Unblocking the Smalls
Likewise, the regulatory hurdles that have been blocking distributed-generation projects for several years have not been fully cleared, despite the allocation in the IRP 2019 and a waived requirement for a Ministerial deviation on projects between 1 MW and 10 MW in size.
SAPVIA believes that up to 2 000 MW of small-scale capacity can be added to the energy mix over the next 12 months should the blockages be cleared. Currently, the bureaucracy associated with the licensing and registration of distributed-gene- ration facilities is hampering investment. While installations below 1 MW in size require only municipal or Eskom sign-off, facilities above 1 MW in size still need to navigate an onerous National Energy Regulator of South Africa registration process, which can take up to a year to complete.
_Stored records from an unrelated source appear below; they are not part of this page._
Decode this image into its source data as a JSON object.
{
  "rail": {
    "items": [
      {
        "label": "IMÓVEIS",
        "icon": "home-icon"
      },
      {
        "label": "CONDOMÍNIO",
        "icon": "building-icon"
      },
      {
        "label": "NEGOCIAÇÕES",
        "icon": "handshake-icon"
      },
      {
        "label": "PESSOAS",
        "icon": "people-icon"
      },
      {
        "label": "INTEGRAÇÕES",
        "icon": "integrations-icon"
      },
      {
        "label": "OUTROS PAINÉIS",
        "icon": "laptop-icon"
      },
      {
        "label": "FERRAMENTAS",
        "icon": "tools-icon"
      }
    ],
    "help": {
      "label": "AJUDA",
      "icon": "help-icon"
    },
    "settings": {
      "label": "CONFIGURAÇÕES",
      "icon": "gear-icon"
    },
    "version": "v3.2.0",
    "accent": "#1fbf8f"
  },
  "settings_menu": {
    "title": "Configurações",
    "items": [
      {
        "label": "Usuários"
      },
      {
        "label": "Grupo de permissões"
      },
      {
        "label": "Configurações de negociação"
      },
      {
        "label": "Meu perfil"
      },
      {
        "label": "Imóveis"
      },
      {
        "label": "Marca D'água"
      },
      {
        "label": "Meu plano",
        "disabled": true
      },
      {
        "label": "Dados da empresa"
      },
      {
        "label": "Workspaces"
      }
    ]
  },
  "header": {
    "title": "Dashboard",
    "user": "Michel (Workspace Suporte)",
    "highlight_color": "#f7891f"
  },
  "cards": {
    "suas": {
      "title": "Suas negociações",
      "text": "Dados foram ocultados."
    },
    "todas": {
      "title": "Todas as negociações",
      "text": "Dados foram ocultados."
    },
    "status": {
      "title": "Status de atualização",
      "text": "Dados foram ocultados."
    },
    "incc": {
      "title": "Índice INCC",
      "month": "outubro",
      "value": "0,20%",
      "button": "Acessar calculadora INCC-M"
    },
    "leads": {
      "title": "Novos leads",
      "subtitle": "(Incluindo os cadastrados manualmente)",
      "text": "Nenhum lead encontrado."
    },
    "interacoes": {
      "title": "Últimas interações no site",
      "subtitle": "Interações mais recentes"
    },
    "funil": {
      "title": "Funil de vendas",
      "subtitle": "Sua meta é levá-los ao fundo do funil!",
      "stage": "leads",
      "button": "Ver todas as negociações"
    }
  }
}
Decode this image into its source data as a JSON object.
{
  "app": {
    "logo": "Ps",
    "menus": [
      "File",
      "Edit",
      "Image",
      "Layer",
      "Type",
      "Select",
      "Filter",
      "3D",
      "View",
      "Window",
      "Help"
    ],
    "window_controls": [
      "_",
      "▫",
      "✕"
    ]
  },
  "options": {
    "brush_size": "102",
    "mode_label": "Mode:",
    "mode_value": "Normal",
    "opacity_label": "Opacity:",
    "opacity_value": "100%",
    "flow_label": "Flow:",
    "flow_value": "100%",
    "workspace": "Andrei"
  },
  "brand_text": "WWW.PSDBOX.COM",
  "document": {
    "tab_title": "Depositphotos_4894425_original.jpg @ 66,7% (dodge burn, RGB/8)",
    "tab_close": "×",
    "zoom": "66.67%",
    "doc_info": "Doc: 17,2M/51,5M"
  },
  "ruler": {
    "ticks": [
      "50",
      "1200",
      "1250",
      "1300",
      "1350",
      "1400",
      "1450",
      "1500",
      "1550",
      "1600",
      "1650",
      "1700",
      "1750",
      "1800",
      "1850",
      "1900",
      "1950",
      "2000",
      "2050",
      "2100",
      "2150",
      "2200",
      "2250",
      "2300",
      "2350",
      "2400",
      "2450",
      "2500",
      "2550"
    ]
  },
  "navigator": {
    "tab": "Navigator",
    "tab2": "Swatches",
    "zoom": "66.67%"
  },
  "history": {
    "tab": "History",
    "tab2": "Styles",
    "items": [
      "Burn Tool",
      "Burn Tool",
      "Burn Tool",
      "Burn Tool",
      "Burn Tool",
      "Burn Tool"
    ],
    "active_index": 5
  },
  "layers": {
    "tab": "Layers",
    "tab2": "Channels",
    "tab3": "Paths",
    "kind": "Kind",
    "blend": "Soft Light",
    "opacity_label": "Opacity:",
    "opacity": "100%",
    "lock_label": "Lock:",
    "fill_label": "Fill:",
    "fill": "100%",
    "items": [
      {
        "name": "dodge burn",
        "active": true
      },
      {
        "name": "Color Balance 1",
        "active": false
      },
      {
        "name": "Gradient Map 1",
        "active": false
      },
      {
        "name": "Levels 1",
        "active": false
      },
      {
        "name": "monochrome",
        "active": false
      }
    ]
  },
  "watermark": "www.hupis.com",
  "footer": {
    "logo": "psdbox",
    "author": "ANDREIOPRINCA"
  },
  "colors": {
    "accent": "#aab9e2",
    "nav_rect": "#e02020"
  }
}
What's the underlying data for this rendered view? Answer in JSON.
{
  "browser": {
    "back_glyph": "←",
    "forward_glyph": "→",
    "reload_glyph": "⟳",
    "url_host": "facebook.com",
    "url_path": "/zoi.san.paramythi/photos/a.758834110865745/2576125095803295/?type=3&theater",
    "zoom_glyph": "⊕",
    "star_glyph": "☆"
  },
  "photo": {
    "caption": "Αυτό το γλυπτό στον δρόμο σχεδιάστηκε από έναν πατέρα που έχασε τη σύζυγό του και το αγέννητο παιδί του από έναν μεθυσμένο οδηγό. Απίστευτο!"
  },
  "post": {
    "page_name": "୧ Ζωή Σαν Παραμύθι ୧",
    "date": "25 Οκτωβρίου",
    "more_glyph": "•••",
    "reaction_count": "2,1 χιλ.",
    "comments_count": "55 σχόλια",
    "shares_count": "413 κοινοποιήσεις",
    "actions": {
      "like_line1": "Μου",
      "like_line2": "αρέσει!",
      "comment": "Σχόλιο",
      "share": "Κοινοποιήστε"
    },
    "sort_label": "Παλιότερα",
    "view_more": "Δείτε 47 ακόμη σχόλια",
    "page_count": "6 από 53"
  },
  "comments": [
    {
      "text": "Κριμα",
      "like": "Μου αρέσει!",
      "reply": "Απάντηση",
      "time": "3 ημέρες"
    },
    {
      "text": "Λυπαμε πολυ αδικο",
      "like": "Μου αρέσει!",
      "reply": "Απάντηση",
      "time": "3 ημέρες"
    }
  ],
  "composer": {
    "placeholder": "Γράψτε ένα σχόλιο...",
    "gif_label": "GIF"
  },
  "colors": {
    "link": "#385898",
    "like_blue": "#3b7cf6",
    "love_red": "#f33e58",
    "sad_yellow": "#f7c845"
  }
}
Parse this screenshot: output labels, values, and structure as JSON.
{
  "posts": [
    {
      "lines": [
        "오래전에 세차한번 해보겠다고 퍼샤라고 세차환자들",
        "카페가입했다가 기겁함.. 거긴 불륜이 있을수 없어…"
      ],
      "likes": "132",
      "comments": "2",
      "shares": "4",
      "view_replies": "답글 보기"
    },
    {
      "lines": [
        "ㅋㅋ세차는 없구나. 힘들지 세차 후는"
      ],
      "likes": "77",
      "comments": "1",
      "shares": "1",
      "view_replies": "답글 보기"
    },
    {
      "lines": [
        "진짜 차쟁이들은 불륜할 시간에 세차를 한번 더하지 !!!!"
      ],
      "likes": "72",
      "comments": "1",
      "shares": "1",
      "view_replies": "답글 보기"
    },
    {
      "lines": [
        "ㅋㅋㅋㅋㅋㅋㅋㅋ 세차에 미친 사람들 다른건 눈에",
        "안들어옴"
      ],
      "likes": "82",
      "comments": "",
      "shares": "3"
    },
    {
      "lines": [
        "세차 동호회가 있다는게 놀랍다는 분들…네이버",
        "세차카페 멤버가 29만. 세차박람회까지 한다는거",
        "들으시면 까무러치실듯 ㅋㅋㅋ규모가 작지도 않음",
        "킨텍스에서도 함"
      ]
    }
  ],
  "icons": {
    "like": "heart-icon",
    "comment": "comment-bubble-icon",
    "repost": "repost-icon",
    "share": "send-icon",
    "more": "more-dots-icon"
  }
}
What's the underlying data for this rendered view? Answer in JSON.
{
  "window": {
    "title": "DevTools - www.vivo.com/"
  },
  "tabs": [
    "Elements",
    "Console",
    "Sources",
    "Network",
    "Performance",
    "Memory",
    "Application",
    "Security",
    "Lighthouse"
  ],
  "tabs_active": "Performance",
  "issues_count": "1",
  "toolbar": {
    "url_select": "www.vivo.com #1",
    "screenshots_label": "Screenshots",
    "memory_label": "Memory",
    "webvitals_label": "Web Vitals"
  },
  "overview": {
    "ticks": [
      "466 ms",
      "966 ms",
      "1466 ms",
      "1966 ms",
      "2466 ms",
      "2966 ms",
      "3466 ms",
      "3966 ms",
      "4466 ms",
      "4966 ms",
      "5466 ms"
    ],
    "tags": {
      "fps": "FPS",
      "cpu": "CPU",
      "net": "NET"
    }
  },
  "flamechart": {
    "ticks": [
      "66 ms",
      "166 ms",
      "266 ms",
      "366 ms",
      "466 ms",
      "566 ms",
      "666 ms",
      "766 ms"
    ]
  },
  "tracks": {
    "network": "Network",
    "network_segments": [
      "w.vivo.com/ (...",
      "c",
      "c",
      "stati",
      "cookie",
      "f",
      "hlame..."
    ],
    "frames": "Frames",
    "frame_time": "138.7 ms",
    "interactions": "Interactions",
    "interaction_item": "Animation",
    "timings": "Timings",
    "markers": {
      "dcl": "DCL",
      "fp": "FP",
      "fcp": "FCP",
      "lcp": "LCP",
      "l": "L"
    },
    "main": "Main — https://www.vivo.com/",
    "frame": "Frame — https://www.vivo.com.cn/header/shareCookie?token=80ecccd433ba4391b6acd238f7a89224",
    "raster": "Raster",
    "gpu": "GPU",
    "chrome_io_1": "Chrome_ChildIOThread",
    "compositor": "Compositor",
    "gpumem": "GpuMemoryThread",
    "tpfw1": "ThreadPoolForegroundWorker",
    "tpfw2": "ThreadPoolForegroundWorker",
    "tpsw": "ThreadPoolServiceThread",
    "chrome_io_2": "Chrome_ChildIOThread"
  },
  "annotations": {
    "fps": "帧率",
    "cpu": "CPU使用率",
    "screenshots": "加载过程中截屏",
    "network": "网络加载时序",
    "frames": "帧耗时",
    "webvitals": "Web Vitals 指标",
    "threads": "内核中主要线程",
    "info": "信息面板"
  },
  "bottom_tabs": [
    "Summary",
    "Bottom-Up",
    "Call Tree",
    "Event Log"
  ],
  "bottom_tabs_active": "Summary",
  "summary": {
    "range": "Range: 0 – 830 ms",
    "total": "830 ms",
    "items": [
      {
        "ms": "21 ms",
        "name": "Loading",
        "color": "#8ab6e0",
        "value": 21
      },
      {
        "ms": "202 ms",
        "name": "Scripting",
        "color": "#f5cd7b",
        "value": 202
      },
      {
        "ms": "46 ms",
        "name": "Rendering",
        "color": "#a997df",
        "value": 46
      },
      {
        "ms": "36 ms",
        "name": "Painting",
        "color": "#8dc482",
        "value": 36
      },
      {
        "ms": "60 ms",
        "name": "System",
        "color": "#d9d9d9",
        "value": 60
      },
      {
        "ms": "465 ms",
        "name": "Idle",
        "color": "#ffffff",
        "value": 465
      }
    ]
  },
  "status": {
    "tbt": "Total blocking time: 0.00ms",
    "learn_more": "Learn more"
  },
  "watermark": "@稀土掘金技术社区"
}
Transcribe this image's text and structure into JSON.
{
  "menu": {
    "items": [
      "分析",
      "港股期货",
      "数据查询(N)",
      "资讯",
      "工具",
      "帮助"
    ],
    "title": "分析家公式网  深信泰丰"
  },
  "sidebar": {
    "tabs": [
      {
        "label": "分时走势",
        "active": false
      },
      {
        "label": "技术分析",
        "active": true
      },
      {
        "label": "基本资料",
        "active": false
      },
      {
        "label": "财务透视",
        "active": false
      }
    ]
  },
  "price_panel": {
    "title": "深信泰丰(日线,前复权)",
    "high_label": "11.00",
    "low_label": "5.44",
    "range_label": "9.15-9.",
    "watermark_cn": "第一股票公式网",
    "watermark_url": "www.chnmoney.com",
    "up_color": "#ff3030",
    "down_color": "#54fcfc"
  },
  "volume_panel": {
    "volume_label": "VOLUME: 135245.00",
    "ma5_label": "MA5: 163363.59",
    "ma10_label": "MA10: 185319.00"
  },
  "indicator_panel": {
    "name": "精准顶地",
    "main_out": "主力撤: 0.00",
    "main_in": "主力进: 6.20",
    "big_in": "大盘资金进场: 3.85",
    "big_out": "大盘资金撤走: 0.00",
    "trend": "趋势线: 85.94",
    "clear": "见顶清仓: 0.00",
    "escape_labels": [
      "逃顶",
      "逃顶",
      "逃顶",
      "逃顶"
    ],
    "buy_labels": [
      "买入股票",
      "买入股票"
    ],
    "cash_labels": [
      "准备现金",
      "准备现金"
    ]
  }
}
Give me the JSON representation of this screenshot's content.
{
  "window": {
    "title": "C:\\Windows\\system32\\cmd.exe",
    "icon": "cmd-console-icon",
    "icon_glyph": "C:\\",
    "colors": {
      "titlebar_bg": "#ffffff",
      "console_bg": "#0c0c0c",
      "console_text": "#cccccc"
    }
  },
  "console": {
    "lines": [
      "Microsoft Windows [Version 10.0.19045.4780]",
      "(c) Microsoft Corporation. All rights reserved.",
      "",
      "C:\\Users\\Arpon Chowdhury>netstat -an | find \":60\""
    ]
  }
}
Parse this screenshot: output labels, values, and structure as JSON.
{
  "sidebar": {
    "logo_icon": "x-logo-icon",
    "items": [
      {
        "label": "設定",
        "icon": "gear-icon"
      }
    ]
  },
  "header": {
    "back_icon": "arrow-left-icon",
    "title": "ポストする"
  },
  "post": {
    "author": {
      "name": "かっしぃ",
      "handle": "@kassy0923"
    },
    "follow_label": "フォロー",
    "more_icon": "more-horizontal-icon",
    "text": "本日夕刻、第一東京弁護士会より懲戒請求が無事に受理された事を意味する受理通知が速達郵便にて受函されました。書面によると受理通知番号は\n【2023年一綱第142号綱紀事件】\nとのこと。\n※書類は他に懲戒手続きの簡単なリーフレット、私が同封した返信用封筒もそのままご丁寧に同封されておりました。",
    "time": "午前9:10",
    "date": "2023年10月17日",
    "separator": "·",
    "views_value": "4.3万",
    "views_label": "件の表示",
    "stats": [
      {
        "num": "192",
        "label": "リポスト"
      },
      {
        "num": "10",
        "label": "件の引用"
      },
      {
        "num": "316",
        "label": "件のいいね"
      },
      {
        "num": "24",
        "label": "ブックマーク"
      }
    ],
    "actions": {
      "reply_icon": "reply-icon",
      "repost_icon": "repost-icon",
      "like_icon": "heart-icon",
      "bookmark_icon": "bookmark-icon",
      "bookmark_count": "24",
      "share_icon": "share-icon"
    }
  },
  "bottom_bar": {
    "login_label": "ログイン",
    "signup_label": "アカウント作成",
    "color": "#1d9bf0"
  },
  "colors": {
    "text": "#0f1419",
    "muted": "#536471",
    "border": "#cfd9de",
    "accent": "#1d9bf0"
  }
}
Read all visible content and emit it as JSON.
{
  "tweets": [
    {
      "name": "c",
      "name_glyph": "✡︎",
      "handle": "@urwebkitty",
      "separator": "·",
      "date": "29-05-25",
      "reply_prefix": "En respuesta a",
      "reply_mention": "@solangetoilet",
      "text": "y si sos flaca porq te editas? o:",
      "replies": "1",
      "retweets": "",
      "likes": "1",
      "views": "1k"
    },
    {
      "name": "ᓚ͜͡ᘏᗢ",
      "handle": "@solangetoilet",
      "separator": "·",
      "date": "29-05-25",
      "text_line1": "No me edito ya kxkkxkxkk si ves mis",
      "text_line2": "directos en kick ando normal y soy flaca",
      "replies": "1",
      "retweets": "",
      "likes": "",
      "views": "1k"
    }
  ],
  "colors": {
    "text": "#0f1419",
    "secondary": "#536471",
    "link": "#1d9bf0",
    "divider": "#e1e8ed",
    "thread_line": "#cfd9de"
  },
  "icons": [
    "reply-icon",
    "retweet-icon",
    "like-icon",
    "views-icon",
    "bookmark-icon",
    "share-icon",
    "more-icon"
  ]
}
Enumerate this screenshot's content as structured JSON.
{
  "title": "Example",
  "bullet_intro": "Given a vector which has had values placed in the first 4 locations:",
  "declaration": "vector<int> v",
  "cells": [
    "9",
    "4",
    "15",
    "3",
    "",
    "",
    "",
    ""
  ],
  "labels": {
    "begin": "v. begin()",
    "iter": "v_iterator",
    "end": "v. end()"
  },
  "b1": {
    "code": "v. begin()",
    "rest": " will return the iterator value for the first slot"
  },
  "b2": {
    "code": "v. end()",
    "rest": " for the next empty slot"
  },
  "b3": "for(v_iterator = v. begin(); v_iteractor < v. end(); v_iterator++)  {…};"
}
SAPVIA describes the 1 MW cap as arbitrary and has proposed an immediate raising of the threshold to 10 MW.
Both Schnabel and Montmasson-Clair believe that, by unlocking the distributed- generation market, many jobs will be created in the installation and maintenance of rooftop systems across factories, farms, mines, shopping malls, commercial properties and homes. They are also convinced that the risks to municipal revenues can be managed and mitigated, including by allowing municipalities to actively procure such projects and by migrating the municipal business model to one that sells energy services rather than only kilowatt hours.
There is also significant potential to align the deployment of solar PV with the efforts designed to ensure a ‘just transition’ from a coal-dominant electricity system to one that is increasingly led by renewable energy. Although South Africa’s most powerful solar resources are in the Northern Cape, most regions in the country have resources that are superior to those in countries with far higher levels of solar penetration, such as Germany. Therefore, it is feasible to locate projects in provinces where coal mines and power stations are scheduled to be decommissioned.
Work has already been completed to enable the designation of new Renewable Energy Development Zones, or REDZs, in eMalahleni, in Mpumalanga, where the coal industry will be negatively affected by the decommissioning of several Eskom power stations over the coming two decades, as well as in the gold mining town of Klerksdorp, where production has been waning for decades.
Montmasson-Clair says adding a spatial dimension to the deployment of solar PV could make sense, not only to provide new opportunities for workers in declining industries but also because it is in close proximity to existing grid infrastructure. He cautions, though, that, while renewable energy can definitely contribute to the just transition, there should not be an overreliance on solar PV and wind to provide all the solutions. “Is renewable-energy going to solve all of the problems in Mpumalanga? The answer is ‘No’. Is it part of the solution? Definitely,” Montmasson-Clair avers, adding that a far larger just-transition framework will be required.
Schnabel concurs, but adds that SAPVIA members are more than willing to contribute to ensuring that they play a constructive role in areas where workers and communities are vulnerable to the shift from coal to renewables.
“I believe that all of us in the renewables sector have an obligation to participate in the just transition. I also think that solar can play a tremendous role, because the technology can be used in both small installations and large utility- scale projects. That means we can extend the benefits of the energy transition to many more South Africans than is the case with other technologies,” Schnabel concludes.